A long pause follows. Bin Laden breaks it, speaking softly, looking at the rug beneath him. "I fear this Barack is not as weak as you think, doctor. Already, many of the faithful are ready to forgive the Americans their sins just because they have chosen him as their leader. It is a setback for us." Bin Laden raises his head, and a wry smile passes briefly over his face. "But . . . his economy is badly ill. If it gets much worse, he will have to bring all of his troops home. So . . . we may have to increase their pain level. We have done that before."
* * *
On the ground level of the West Wing of the White House, a dozen men and women trickle into the wood-paneled Situation Room. They balance thick briefing books and cups of hot coffee from the White House Mess next door. The meeting's chairman, a member of the National Security Council staff, brings to order this gathering of the Counterterrorism Security Group, the committee that coordinates U.S. counterterrorism efforts. Behind and above his chair is the seal of the president of the United States.

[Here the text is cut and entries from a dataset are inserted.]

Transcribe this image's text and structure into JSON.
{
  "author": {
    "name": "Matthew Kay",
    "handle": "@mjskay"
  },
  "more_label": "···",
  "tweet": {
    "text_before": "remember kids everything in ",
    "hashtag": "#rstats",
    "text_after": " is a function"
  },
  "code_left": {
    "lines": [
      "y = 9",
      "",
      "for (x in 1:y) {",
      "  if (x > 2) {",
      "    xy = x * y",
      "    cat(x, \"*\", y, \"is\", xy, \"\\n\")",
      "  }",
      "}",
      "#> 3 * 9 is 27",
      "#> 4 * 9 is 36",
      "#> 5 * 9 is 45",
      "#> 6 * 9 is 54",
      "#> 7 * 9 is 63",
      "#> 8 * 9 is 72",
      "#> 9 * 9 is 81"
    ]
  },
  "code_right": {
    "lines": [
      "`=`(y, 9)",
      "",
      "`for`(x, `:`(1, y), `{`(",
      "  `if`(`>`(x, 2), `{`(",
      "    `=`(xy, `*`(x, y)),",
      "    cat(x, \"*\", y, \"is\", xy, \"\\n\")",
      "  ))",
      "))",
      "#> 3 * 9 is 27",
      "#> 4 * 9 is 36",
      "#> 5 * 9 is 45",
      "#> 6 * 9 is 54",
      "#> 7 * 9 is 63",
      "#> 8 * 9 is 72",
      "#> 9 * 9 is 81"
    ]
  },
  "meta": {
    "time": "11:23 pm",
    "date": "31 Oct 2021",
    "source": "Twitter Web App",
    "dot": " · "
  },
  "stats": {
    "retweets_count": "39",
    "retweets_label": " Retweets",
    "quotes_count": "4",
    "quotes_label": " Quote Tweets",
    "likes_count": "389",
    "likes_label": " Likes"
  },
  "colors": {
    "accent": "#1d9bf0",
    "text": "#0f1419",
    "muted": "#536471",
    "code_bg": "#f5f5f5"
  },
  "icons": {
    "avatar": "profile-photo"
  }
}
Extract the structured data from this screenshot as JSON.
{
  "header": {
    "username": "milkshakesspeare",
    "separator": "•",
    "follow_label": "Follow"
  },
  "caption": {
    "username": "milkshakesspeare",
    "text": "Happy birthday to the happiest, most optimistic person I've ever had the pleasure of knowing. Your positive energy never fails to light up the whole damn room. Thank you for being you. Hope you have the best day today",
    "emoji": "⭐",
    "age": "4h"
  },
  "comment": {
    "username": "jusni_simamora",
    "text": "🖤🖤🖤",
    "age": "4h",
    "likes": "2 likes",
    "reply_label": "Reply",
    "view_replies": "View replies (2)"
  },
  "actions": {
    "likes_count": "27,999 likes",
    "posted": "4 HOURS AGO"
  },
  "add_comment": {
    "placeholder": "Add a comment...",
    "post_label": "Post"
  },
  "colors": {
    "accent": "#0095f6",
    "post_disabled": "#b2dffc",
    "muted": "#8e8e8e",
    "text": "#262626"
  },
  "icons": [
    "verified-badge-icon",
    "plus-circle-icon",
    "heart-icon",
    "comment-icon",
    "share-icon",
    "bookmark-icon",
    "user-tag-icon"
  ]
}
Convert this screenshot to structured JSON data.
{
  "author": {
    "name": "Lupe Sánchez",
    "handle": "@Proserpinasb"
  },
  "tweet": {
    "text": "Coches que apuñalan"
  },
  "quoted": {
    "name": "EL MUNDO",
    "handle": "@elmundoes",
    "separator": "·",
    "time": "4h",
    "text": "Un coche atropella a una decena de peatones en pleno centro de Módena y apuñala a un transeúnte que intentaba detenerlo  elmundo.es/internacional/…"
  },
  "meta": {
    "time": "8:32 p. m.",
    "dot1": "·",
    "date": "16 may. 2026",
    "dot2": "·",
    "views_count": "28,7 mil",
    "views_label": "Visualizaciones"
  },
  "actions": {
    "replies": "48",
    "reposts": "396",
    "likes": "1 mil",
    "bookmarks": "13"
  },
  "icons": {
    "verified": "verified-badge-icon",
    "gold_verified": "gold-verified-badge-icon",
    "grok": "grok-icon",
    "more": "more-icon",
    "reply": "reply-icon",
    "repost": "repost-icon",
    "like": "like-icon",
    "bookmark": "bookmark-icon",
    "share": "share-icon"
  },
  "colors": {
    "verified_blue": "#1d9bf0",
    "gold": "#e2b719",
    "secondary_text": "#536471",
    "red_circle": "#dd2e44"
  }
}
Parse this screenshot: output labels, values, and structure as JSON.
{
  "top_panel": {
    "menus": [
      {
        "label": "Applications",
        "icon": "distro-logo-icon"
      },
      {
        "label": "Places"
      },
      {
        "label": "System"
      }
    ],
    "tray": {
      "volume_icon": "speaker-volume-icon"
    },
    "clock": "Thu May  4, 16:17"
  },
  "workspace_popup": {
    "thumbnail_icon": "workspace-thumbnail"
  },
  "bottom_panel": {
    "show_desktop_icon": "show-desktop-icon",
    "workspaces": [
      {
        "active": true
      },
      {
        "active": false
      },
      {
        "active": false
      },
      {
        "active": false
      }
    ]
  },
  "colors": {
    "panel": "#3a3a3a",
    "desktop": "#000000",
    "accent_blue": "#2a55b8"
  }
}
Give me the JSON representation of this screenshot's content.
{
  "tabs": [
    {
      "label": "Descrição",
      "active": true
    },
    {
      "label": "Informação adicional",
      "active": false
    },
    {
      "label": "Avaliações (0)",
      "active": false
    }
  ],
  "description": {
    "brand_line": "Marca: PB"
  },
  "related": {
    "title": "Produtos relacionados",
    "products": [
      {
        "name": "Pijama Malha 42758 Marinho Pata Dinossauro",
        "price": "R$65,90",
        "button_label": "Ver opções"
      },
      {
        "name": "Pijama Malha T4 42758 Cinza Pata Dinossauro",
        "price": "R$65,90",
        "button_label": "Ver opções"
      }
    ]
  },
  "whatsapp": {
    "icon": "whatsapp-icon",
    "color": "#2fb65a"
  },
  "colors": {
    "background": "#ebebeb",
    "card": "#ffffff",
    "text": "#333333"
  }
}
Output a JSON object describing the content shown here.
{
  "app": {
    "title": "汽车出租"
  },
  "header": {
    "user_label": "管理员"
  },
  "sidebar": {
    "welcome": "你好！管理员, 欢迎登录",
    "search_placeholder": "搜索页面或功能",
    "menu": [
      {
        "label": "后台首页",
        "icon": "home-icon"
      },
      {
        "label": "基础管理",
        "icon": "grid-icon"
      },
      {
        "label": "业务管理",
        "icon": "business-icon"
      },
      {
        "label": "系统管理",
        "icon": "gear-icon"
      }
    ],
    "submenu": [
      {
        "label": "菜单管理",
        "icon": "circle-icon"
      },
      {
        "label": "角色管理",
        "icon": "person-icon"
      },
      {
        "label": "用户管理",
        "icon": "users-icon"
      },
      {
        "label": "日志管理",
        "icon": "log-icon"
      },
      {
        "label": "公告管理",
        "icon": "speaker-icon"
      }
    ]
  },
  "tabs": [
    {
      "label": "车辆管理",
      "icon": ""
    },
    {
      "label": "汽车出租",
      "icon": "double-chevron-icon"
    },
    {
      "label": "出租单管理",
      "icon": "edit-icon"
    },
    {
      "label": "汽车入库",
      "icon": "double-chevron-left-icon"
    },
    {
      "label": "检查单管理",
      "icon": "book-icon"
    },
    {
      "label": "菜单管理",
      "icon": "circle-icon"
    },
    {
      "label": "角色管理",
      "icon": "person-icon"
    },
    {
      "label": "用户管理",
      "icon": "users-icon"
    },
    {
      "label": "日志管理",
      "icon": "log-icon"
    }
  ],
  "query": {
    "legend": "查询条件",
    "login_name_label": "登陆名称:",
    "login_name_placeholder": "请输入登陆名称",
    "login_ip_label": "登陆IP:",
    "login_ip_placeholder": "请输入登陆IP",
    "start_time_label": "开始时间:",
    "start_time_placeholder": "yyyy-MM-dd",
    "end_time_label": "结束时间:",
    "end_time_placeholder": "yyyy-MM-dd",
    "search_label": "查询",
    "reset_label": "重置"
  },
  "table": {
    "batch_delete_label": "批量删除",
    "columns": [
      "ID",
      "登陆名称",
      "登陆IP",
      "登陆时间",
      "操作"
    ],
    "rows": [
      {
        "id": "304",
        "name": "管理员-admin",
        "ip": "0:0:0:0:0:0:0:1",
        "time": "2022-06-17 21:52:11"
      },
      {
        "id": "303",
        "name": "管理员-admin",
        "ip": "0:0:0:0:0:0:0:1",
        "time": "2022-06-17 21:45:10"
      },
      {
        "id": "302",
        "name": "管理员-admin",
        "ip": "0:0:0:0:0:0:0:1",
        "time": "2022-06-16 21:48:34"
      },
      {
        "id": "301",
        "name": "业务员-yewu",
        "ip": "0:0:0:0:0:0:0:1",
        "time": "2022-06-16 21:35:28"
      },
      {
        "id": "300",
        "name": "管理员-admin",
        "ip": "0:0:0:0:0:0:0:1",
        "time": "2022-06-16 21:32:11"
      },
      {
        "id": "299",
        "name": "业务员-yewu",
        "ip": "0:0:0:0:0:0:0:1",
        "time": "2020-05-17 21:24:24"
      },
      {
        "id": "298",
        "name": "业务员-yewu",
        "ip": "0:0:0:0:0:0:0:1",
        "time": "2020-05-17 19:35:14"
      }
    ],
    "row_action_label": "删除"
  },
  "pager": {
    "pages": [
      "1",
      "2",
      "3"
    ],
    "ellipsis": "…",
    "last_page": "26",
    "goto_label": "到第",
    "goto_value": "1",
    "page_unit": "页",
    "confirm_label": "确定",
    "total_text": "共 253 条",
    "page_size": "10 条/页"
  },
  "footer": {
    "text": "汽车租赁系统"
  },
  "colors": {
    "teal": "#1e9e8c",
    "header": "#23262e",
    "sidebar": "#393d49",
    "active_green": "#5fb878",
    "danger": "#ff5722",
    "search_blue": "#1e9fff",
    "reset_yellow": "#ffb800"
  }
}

"All right, let's get going," the NSC man intones. "President Obama wants a high-level game plan for counterterrorism efforts in 2009. First, we need the intelligence picture." The NSC staffer turns to the woman sitting to his left, who works in the National Counterterrorism Center.
"Well, as we said in the recent National Intelligence Estimate on terrorism, we had a break for a while after we smashed the al-Qaeda sanctuary in Afghanistan after 9/11," she begins. "But now al-Qaeda has reconstituted itself in the Pakistani tribal areas, right along the border with Afghanistan. The Pakistani army tries every once in a while to rein them in, but essentially, they're just too weak to gain control of the Wild West border areas. Al-Qaeda is busy training terrorists up there, including Europeans and Asians, people who could slip into the United States without arousing suspicion. And al-Qaeda is also developing another sanctuary in Somalia, where their local allies have been taking over Somali cities. It's not a soothing picture. We could see al-Qaeda attacks in 2009 on the Arabian Peninsula, in Europe, even here at home. But of course, we have no actionable intelligence pointing to a specific plot."
The intelligence officer pauses. "We are also getting reports that al-Qaeda has created joint fighting units with the Taliban, which are attacking U.S. bases in Afghanistan from their sanctuary inside Pakistan."
Sighing, the NSC man turns to the Navy admiral on his right for a report from the military. The white-suited officer signals a colonel sitting behind him to project a PowerPoint slide onto the large flat screen at the end of the room. "As you can see from Chart One," the admiral says, "we will reinforce Afghanistan with one brigade from the 82nd Airborne in the first quarter of '09. What we do after that depends on how fast we can get more brigades out of Iraq and over to the Afghan front."
The colonel clicks a button. "Chart Two," the admiral says. "We anticipate a major Taliban offensive in April, once the brutal winter weather passes. Which is good for us, because once we get them out in the open, we can pound 'em with airpower."
Another click from the colonel. "Chart Three," the admiral continues. "But to 'win' in Afghanistan, we need the State Department to step up to the plate. We need reconstruction, economic development, governance efforts. State also needs to persuade the Pakistanis to clean up the border area and keep our supply lines into Afghanistan secure."
The State Department representative, a career Foreign Service officer, takes her cue. "That's not going to be easy," she warns. "We were making some decent progress with the Pakistanis last year, even getting them to start a rapprochement with the Indians. But after Mumbai, all of that is at risk. If the Indians overreact, we could really be off to the races. We need our new president to use his pretty considerable appeal in South Asia, not just to stop these hotheads from going to war, but to actually broker a deal between India and Pakistan. He also needs to persuade the NATO allies to keep their forces in Afghanistan, maybe increase their numbers a little and allow them to fight. And of course, he has to win the battle of ideas by reestablishing America's support for democracy, human rights and international law."
The NSC man looks at the ceiling tiles. "And what would you have the president do on the second day?"
* * *
Seven years after 9/11, the United States has neither eliminated the threat from al-Qaeda nor secured Afghanistan, where bin Laden's terrorists were once headquartered. To accomplish these two tasks, we must now eliminate the new terrorist safe haven in Pakistan. But that will require effective action from a weak and riven Pakistani government. It might also depend upon dealing with the long-standing India-Pakistan rivalry. On balance, al-Qaeda's agenda for 2009 looks to be the easier one.
Richard A. Clarke served as White House counterterrorism coordinator under presidents Bill Clinton and George W. Bush. His most recent book is "Your Government Failed You: Breaking the Cycle of National Security Disasters."